The first question that comes to mind when someone says “charter schools” is “are they successful.” There is no definitive answer to that question. They are not necessarily more successful than traditional public schools. However, there are some common traits that many charter schools share. The main difference between them and traditional public schools is their management style, teaching methods, and effort to educate students in the local community. Here are some of the most important characteristics of a successful charter school.
First, charter schools must cover the same core academic subjects as traditional public schools. However, charter schools are allowed to focus on a specialization. They may focus on a subject area, a particular learning style, or grooming students for a specific major. This is an advantage of charter schools. However, if they are not successful, they can be closed. Thus, it is important to know the academic and financial success rate of a charter school.
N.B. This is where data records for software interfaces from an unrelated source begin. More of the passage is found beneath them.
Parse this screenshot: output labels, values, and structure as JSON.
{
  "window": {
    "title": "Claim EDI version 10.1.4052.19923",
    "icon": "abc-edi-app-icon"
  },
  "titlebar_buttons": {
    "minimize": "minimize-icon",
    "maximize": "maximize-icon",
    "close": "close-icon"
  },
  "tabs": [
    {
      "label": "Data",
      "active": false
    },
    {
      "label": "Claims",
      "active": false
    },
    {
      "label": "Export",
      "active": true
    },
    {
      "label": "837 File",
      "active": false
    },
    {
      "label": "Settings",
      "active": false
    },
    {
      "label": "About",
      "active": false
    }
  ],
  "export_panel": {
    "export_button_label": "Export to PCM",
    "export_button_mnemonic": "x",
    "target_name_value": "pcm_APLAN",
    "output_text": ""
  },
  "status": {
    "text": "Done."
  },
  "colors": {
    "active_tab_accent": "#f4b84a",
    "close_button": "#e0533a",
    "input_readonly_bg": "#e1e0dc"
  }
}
The third factor is student achievement. Charter schools are typically more successful than their traditional counterparts, with many students attending more than one school. In states with judicious authorizers, charters outperform their districts. However, in Massachusetts, the charter school must provide evidence of “faithfulness” to its contract. These measures include academic achievement, equity, and engagement with parents. They must also submit annual audits and site visits.